Once you start learning about war, you get a different idea about what's normal. If my life--driving to work and watching TV -- if that's normal, then a place like Burma's as far from normal as you can get. But the more I find out about the world, the more normal Burma seems and the weirder my life in Fresno looks.
Burma is a place where war is a permanent fact of life. There are wars between the Burmese and all the little tribes they stomp on to stay in power. There are wars between the Christians and the Buddhists. There are wars between the opium dealers who run the Army and the freelancers in the hills. There may even be a few Communist rebels left in the mountains, gathering around the ol' red flag. Burma has wars the way Fresno has Armenians.
Burma is one of these multi-ethnic places, and that usually means trouble. My Social Studies teachers used to talk about the wonderfulness of multiethnic stuff, but let's be honest here: what "multiethnic" really means is if your car breaks down in the wrong neighborhood, you get beaten to death with your own tire iron.
And that's exactly how it works in Burma. If you look at a map of the country, you can get a quick idea of how the tribal splits work. It's basically a long river valley surrounded by hills. The Burmese, the big dominant tribe (70% of the population), grabbed the good land down in the river flats and the other tribes had to head for the hills. Literally.
Now they get called "hill tribes," like they have some kind of romantic attachment to high altitudes, but that's not how it happened at all. If you live by farming the way people used to, you want the flat land by the river, because the silt makes good soil and the water means you can flood the rice paddies. When your tribe takes the river flats, anybody from the old tribes who's not dead scrambles off into the hills to live like goats for the next few hundred years.
What makes it so hard for us to get is that in California the rich people live up in the hills on little windy streets, and the ordinary people who drive pickups live down on the flats. But that's because we don't have to make a living from our own land. If we did, the rich people'd hire mercs to wipe out the nobodies down on the flats.
You can't say when the wars started in Burma -- because they never stopped. The Burmese fought the Mongols (and lost), the Chinese (won a few, lost a few) -- they even got invaded by the Sri Lankans. If you don't think that's weird, have another look at your map and see where Burma and Sri Lanka are. The Sri Lankans managed to burn the Burmese capital to the ground in spite of the fact that most of their fleet got lost trying to cross the Indian Ocean. In the late 19th century the British invaded Burma, just so they wouldn't get left out of the fun. They burned the capital down again, messed the place up like they usually do, then wanted the Burmese to turn into loyal Limeys when the Japanese tried invading India through Burma in 1941.
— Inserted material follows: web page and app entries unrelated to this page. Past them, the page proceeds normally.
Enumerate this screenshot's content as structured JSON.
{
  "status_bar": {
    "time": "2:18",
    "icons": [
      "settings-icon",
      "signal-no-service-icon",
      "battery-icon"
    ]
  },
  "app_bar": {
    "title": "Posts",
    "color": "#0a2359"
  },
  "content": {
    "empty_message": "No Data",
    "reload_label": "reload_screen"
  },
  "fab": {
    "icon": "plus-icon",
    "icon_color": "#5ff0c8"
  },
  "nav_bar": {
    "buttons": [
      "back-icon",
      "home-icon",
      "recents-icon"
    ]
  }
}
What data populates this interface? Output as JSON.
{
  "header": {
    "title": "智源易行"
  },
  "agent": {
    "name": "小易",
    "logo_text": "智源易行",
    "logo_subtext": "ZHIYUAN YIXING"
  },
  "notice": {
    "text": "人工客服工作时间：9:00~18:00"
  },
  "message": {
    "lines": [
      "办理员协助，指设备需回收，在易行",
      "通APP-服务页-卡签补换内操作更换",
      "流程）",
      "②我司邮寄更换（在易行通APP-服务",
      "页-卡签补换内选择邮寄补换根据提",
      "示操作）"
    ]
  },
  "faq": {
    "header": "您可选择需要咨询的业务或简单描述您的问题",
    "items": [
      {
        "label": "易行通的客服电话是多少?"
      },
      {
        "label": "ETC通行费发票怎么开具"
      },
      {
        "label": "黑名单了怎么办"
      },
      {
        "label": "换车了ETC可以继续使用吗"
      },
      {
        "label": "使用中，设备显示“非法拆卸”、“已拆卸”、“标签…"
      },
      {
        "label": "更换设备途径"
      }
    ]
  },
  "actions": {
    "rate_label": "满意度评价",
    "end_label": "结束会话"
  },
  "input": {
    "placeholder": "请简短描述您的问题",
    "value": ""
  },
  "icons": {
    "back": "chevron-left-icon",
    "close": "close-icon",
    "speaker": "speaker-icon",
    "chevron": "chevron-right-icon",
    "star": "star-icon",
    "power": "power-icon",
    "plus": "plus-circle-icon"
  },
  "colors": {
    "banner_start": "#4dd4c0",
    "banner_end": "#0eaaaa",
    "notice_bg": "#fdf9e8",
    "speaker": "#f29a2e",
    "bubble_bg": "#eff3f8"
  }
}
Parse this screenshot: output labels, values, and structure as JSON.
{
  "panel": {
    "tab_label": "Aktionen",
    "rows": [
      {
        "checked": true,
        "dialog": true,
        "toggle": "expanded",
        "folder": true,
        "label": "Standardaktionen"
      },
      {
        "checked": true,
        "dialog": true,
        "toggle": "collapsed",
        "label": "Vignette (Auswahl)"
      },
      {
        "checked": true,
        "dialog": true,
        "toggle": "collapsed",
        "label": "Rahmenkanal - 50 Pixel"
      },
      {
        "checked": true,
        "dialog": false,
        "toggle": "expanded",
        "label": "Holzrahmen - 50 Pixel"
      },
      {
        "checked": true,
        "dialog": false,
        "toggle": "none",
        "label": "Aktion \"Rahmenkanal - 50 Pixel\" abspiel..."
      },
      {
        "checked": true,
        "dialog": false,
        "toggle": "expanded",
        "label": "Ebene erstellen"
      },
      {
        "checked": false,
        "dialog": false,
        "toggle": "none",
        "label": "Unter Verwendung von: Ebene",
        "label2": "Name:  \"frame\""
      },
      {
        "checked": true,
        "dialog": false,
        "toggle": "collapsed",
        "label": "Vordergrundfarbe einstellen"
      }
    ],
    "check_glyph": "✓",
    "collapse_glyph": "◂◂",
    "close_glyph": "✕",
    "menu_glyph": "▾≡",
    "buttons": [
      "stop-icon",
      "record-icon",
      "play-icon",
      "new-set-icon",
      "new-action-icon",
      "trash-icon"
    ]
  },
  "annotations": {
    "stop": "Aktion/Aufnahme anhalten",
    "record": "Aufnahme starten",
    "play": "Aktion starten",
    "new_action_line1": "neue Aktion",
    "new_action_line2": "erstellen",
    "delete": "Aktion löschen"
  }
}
The Burmese weren't buying that, and started an anti-Brit, pro-Jap guerrilla group led by a guy who renamed himself Ne Win, which supposedly means "bright as the sun." (Sounds more like "no-win" to me, but nobody asked me.) The Japs occupied the country from '41 to '44 and the Japanese Imperial Army did its usual job of turning friends into enemies. Ne Win and his comrades hunkered down in the jungle, decided that even the Brits were better than these crazy Japs. When the Brits turned the Japanese back at the battle of Kohima in 1944, and pushed them out of Burma, Ne Win's BIA (Burma Independence Army) helped out. In fact, Ne Win did everything right in the last two years of WW II. He ended up with an army strong enough to convince the Brits to leave peacefully, and fast, in 1948.